Why did you choose to work with your sculptures that are currently on display at The Joule?
For me, it’s really arbitrary, almost just by chance. When we find a cool statue, we’ll make a piece with it. If we don’t find a cool statue I’ll sculpt one and we’ll make it that way, and then we adorn it with whatever kind of perishable items we think look good. But I’m never like, “This piece from art history, let’s violate that moment. Let’s play off that somehow.”
I don’t necessarily see the fruit on those statues as a violation.
I kind of do. I think of it as a soft graffiti. Like a pie-in-the-face kind of vibe. In fact, the origin of this body of work came from everyday items. I thought a broken-down, rusted washing machine with a fresh strawberry on it would be a very compelling image. And so I was pursuing this body of work in that way, and I wanted people to feel it more with their bodies and have more of a connection to themselves. So to me, the broken-down object doesn’t matter. I almost don’t even think about it.
Whether it’s a sculpture or a washing machine, you mean?
Yeah. I think maybe next year it will be a washing machine. I think we’ll eventually do a broken-down car door. It’s a thing that worked, and now it doesn’t. Or a thing that had value and now doesn’t.
How much do you think about value in terms of your own stuff? Do you value value at all?
You mean the price? Yeah, of course. In terms of commercial value, the more money I make, the more attention the work gets and the more ability I have to make better, bigger work. So that’s super clear. I mean, that’s kind of a Jeff Koonsian rationale of high prices, and I think he’s right, actually. I believe in that. I think artists should be making lots of money, because these things should be treated as valuable objects. And if we want to care for them and treat them as valuable objects, they need to actually have value. So yeah, I want those prices to be as high as the market can sustain them.
Are you making anything new?
We’re making a sculpture for Frieze Art Fair that is of a lion—a broken-down lion. I think it’s an old Assyrian lion that I found at the Met. I doubled it in size and added some other details to it, just to make it a little more interesting. And so we’re casting that in a new cast stone material that we’ve never worked with before. We’re always looking for better and new material to work with, something that emulates what we want the end result to look like.
What do you want the end result to look like for that one?
We want it to look like a kind of limestone, so we’re actually using limestone powders and concrete, and we’re trying to keep as close to the desired materials as possible.
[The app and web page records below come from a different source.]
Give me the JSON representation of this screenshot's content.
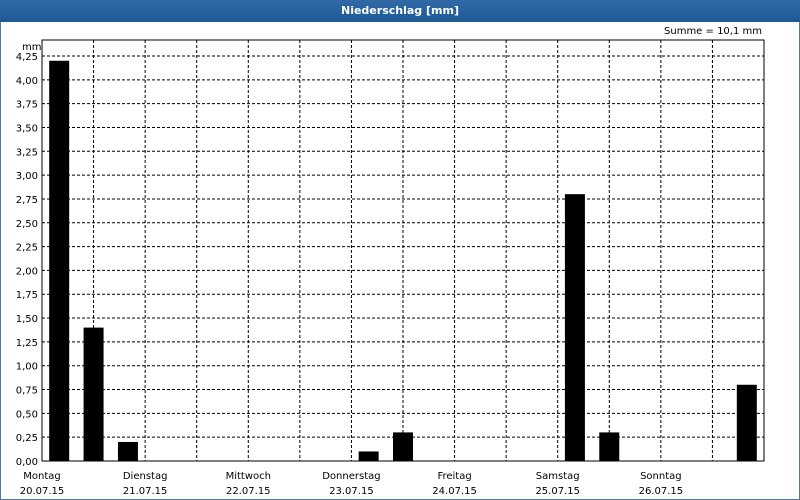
{
  "window": {
    "title": "Niederschlag [mm]"
  },
  "summary": {
    "text": "Summe = 10,1 mm"
  },
  "chart_data": {
    "type": "bar",
    "title": "Niederschlag [mm]",
    "ylabel": "mm",
    "ylim": [
      0,
      4.25
    ],
    "grid": true,
    "y_ticks": [
      "0,00",
      "0,25",
      "0,50",
      "0,75",
      "1,00",
      "1,25",
      "1,50",
      "1,75",
      "2,00",
      "2,25",
      "2,50",
      "2,75",
      "3,00",
      "3,25",
      "3,50",
      "3,75",
      "4,00",
      "4,25"
    ],
    "x_labels": [
      {
        "day": "Montag",
        "date": "20.07.15"
      },
      {
        "day": "Dienstag",
        "date": "21.07.15"
      },
      {
        "day": "Mittwoch",
        "date": "22.07.15"
      },
      {
        "day": "Donnerstag",
        "date": "23.07.15"
      },
      {
        "day": "Freitag",
        "date": "24.07.15"
      },
      {
        "day": "Samstag",
        "date": "25.07.15"
      },
      {
        "day": "Sonntag",
        "date": "26.07.15"
      }
    ],
    "bars_per_day": 3,
    "values": [
      4.2,
      1.4,
      0.2,
      0,
      0,
      0,
      0,
      0,
      0,
      0.1,
      0.3,
      0,
      0,
      0,
      0,
      2.8,
      0.3,
      0,
      0,
      0,
      0.8
    ]
  }
}
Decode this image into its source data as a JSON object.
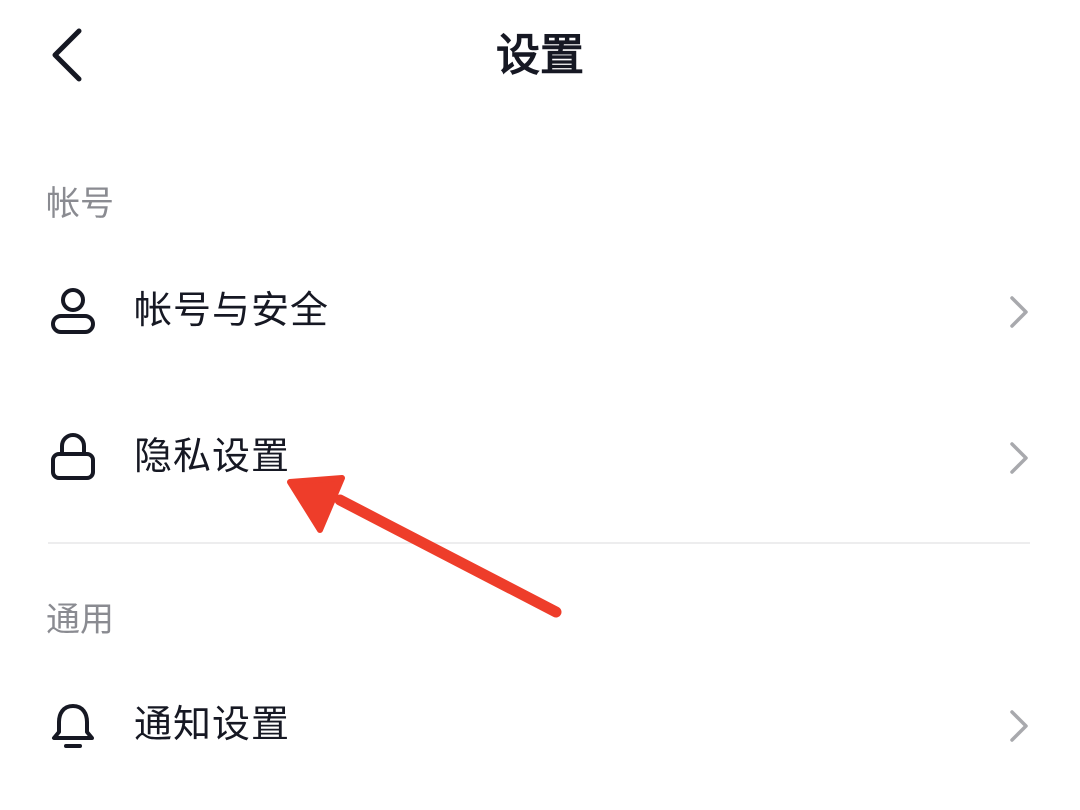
{
  "header": {
    "title": "设置",
    "back_icon": "chevron-left-icon"
  },
  "sections": {
    "account": {
      "title": "帐号",
      "items": [
        {
          "label": "帐号与安全",
          "icon": "user-icon"
        },
        {
          "label": "隐私设置",
          "icon": "lock-icon"
        }
      ]
    },
    "general": {
      "title": "通用",
      "items": [
        {
          "label": "通知设置",
          "icon": "bell-icon"
        }
      ]
    }
  },
  "colors": {
    "text_primary": "#161823",
    "text_secondary": "#8a8b91",
    "chevron": "#a8a9ad",
    "divider": "#ededee",
    "annotation_arrow": "#ee3d2a"
  }
}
I think it’s going to be sick.
This interview has been condensed and edited for clarity.